--- START ---
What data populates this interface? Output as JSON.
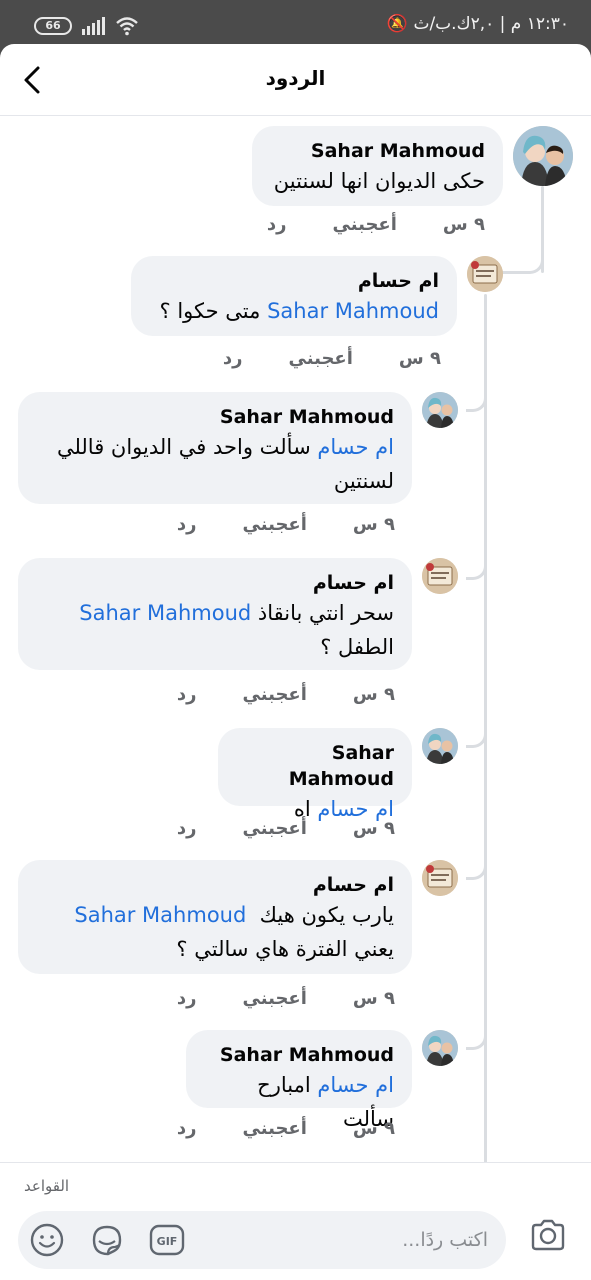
{
  "status": {
    "time": "١٢:٣٠ م | ٢,٠ك.ب/ث",
    "battery": "66"
  },
  "header": {
    "title": "الردود"
  },
  "comments": [
    {
      "name": "Sahar Mahmoud",
      "mention": "",
      "text": "حكى الديوان انها لسنتين",
      "text2": "",
      "time": "٩ س",
      "like": "أعجبني",
      "reply": "رد"
    },
    {
      "name": "ام حسام",
      "mention": "Sahar Mahmoud",
      "text": "متى حكوا ؟",
      "text2": "",
      "time": "٩ س",
      "like": "أعجبني",
      "reply": "رد"
    },
    {
      "name": "Sahar Mahmoud",
      "mention": "ام حسام",
      "text": "سألت واحد في الديوان قاللي",
      "text2": "لسنتين",
      "time": "٩ س",
      "like": "أعجبني",
      "reply": "رد"
    },
    {
      "name": "ام حسام",
      "mention": "Sahar Mahmoud",
      "text": "سحر انتي بانقاذ",
      "text2": "الطفل ؟",
      "time": "٩ س",
      "like": "أعجبني",
      "reply": "رد"
    },
    {
      "name": "Sahar Mahmoud",
      "mention": "ام حسام",
      "text": "اه",
      "text2": "",
      "time": "٩ س",
      "like": "أعجبني",
      "reply": "رد"
    },
    {
      "name": "ام حسام",
      "mention": "Sahar Mahmoud",
      "text": "يارب يكون هيك",
      "text2": "يعني الفترة هاي سالتي ؟",
      "time": "٩ س",
      "like": "أعجبني",
      "reply": "رد"
    },
    {
      "name": "Sahar Mahmoud",
      "mention": "ام حسام",
      "text": "امبارح سألت",
      "text2": "",
      "time": "٩ س",
      "like": "أعجبني",
      "reply": "رد"
    }
  ],
  "footer": {
    "rules": "القواعد",
    "placeholder": "اكتب ردًا..."
  },
  "icons": [
    "back-icon",
    "emoji-icon",
    "sticker-icon",
    "gif-icon",
    "camera-icon"
  ]
}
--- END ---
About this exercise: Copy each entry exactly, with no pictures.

Problem solution:
What data populates this interface? Output as JSON.
{
  "status": {
    "time": "١٢:٣٠ م | ٢,٠ك.ب/ث",
    "battery": "66"
  },
  "header": {
    "title": "الردود"
  },
  "comments": [
    {
      "name": "Sahar Mahmoud",
      "mention": "",
      "text": "حكى الديوان انها لسنتين",
      "text2": "",
      "time": "٩ س",
      "like": "أعجبني",
      "reply": "رد"
    },
    {
      "name": "ام حسام",
      "mention": "Sahar Mahmoud",
      "text": "متى حكوا ؟",
      "text2": "",
      "time": "٩ س",
      "like": "أعجبني",
      "reply": "رد"
    },
    {
      "name": "Sahar Mahmoud",
      "mention": "ام حسام",
      "text": "سألت واحد في الديوان قاللي",
      "text2": "لسنتين",
      "time": "٩ س",
      "like": "أعجبني",
      "reply": "رد"
    },
    {
      "name": "ام حسام",
      "mention": "Sahar Mahmoud",
      "text": "سحر انتي بانقاذ",
      "text2": "الطفل ؟",
      "time": "٩ س",
      "like": "أعجبني",
      "reply": "رد"
    },
    {
      "name": "Sahar Mahmoud",
      "mention": "ام حسام",
      "text": "اه",
      "text2": "",
      "time": "٩ س",
      "like": "أعجبني",
      "reply": "رد"
    },
    {
      "name": "ام حسام",
      "mention": "Sahar Mahmoud",
      "text": "يارب يكون هيك",
      "text2": "يعني الفترة هاي سالتي ؟",
      "time": "٩ س",
      "like": "أعجبني",
      "reply": "رد"
    },
    {
      "name": "Sahar Mahmoud",
      "mention": "ام حسام",
      "text": "امبارح سألت",
      "text2": "",
      "time": "٩ س",
      "like": "أعجبني",
      "reply": "رد"
    }
  ],
  "footer": {
    "rules": "القواعد",
    "placeholder": "اكتب ردًا..."
  },
  "icons": [
    "back-icon",
    "emoji-icon",
    "sticker-icon",
    "gif-icon",
    "camera-icon"
  ]
}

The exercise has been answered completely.